Vegetables haven't quite won a place in the hearts of kids (or even some adults), and often required the hard-sell approach.
Here's a pretty much season-neutral sauce that I've served with fish and with slow-roasted vegetables.
No matter how you serve them, the vegetables will stand up to whatever else is on the plate.
Honestly, I like these veggies; but I would lie down on the train tracks for a potato gratin, a plate of crispy fingerlings, or a slice of Golden Gruyère Potato Galette.
Boy, that was one big cauliflower Jackie and I hauled back from the farmers' market a couple of weeks ago.
An ideal side dish with grilled, roasted or pot-roasted pork. Poultry would work too. Yes, I'm thinking of Thanksgiving.
Don't be so bitter!
These dishes stand on their own rather than trying to replicate their meaty counterparts. Now go eat your vegetables!
Really ripe peppers -- the kind you can smell from ten feet away at the farmers' market -- and tomatoes are gracing our New York City Greenmarkets.
A swiss-chard faux-gratin for a hot New York evening when there was no way I was going to turn the oven on.
Despite the bacon and brown butter, the overall flavor of this dish is surprisingly light and refreshing, thanks to the crisp, tender texture of the Brussels sprouts and a generous squirt of lemon.

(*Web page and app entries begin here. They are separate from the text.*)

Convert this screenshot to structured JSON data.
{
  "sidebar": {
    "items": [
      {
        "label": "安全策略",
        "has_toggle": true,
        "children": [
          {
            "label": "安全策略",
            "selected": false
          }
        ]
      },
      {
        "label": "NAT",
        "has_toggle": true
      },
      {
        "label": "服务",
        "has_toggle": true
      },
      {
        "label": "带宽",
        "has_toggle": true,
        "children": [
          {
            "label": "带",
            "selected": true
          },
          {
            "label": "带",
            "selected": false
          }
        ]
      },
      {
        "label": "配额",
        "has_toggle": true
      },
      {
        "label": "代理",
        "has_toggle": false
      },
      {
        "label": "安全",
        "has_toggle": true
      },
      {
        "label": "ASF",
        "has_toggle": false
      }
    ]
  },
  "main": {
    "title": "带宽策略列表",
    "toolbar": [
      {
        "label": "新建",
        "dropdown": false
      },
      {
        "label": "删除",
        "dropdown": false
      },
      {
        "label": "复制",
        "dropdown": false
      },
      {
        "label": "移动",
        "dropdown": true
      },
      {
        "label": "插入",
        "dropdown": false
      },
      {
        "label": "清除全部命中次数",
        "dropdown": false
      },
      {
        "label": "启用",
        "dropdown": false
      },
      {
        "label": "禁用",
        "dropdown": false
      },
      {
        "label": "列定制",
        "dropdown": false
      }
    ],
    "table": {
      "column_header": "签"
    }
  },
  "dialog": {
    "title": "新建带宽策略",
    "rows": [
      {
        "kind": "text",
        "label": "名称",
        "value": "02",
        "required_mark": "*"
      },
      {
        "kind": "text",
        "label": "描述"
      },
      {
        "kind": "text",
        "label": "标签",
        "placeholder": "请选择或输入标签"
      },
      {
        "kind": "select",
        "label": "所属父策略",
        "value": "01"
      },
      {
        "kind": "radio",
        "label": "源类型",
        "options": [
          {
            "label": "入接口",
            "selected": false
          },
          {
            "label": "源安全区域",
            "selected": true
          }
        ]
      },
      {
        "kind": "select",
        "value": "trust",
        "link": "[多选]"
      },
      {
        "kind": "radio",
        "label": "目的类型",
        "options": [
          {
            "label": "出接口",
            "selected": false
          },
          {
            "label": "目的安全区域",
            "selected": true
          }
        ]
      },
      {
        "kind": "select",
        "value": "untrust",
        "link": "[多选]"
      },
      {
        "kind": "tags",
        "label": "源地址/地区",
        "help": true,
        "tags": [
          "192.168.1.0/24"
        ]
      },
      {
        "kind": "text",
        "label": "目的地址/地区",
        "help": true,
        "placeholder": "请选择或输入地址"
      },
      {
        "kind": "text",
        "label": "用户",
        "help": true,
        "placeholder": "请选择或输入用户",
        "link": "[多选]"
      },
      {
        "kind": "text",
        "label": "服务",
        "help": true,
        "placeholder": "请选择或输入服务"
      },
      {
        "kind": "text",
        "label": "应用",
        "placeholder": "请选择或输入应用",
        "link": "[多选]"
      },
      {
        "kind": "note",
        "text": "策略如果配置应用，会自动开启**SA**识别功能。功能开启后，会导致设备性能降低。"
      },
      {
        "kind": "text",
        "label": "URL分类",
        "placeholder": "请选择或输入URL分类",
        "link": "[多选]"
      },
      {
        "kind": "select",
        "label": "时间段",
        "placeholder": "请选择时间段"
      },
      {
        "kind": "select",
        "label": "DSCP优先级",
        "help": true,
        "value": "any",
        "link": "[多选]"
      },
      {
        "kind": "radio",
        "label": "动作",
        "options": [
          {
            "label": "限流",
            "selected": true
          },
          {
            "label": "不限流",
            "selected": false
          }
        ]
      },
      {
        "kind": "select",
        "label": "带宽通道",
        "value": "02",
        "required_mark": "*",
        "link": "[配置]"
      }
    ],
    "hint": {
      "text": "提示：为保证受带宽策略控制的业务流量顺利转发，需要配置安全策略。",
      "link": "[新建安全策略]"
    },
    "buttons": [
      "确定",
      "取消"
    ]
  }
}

It's light, healthy and decadent all at the same time.
With young early-summer peas, I can think of nothing better than a dinner of plain crushed peas.
I'm always a little surprised when I see people discarding the greens from the beets they buy at the market.
This leek-potato-mushroom goulash is delicious in itself but also really comes into its own combined with the fish.
Spring weather remains a fantasy here in the North-East, but those early alliums in the market made it seem a fantasy that just could become reality.
One of our standby dishes for a quick dinner is pasta with flavorful greens such as Swiss chard, broccoli rabe or kale.